Advertisement

Identification of Social Norms in Conserving and Utilizing Biodiversity in Aligarh District, India

  • Arti SharmaEmail author
  • Tejbir Singh Rana
Chapter
Part of the The Urban Book Series book series (UBS)

Abstract

This study analyses the views of people in Aligarh District towards the flora and fauna that surround them. The study was designed to capture the insights of an indigenous accepted wisdom related to north Indian society. Subsequently, it examines the prospects available for the conservation of biodiversity in the district. For this research, primary data were collected with the help of a structured questionnaire. The study found that the residents of the district are thoughtful towards the flora and fauna surrounding them. They take good care of biodiversity to the best of their ability and believe. According to Hindu mythology, it is believe that killing any living creature considered as a sin. This religious belief helps to conserve and protect the biodiversity of the district.

Keywords

Flora Fauna Rural Alighar district 

References

  1. Avibase—the World Bird Database (2016) Avibase- bird checklists of the world Aligarh & environs. http://avibase.bsc-eoc.org/checklist.jsp?lang=EN&p2=9&list=howardmoore&synlang=HI&region=INggup07&version=images&lifelist=&highlight=0. Accessed on 8th Sept 2016
  2. CBD (1992) Convention on biological diversity: text and annexes. Article 2. Secretariat of the Convention on Biological Diversity, Montreal, pp 1–34Google Scholar
  3. Khoshoo TN (1995) Census of India’s biodiversity: tasks ahead. Curr Sci 69:14–17Google Scholar
  4. Khoshoo TN (1996) Biodiversity in the developing countries. In: Castri F, Younes T (eds) Biodiversity, science, and development: toward a new partnership, CAB International IUBS. University Press, Cambridge, pp 304–311Google Scholar
  5. Kim KC, Weaver RD (trans) (1994) Biodiversity and landscapes. Cambridge University Press, Cambridge, New York. pp 3–27Google Scholar
  6. MoEF (1999) National policy and macrolevel action strategy on biodiversity. Ministry of Environment and Forests, Government of India, New DelhiGoogle Scholar
  7. Myers N (1983) A wealth of wild species. Westview Press, Boulder (Colorado, USA)Google Scholar
  8. Singh JS (2002) The biodiversity crisis: a multifaceted review. Curr Sci 82(6):638–647Google Scholar
  9. Singh JS, Kushwaha SPS (2008) Forest biodiversity and its conservation in India. Int For Rev 10(2):292–304Google Scholar
  10. Singh KD (2005) Forest biological diversity: assessment and conservation planning. World Wildlife Fund, New Delhi, p 43Google Scholar
  11. Weaver RD (1994) Economic valuation of biodiversity. In: Kim KC, Weaver RD (eds) Biodiversity and Landscapes. Cambridge University Press, Cambridge, New York, pp 255–269CrossRefGoogle Scholar

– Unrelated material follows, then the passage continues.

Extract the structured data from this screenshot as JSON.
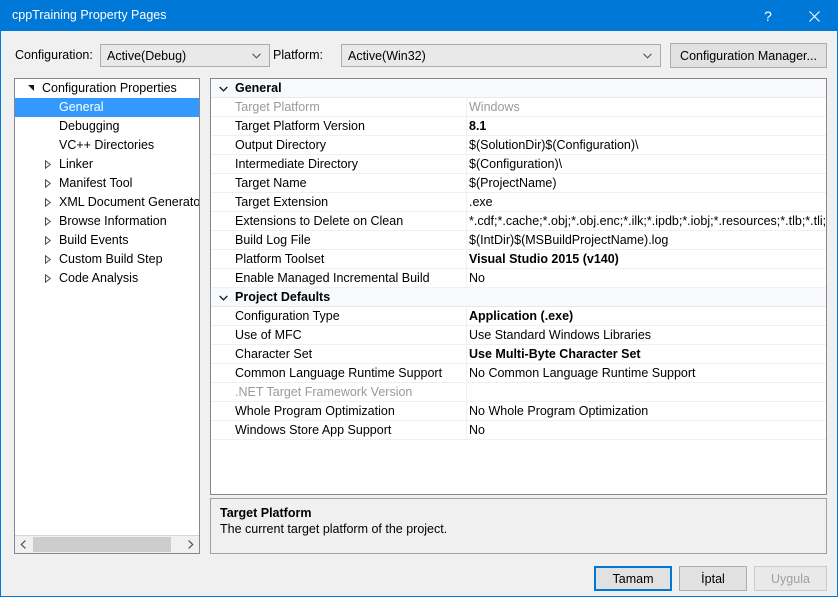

Copyright information

© Springer Nature Switzerland AG 2019

Authors and Affiliations

  1. 1.Department of GeographyShaheed Bhagat Singh College, University of DelhiNew DelhiIndia
  2. 2.Department of GeographyShivaji College, University of DelhiNew DelhiIndia

Personalised recommendations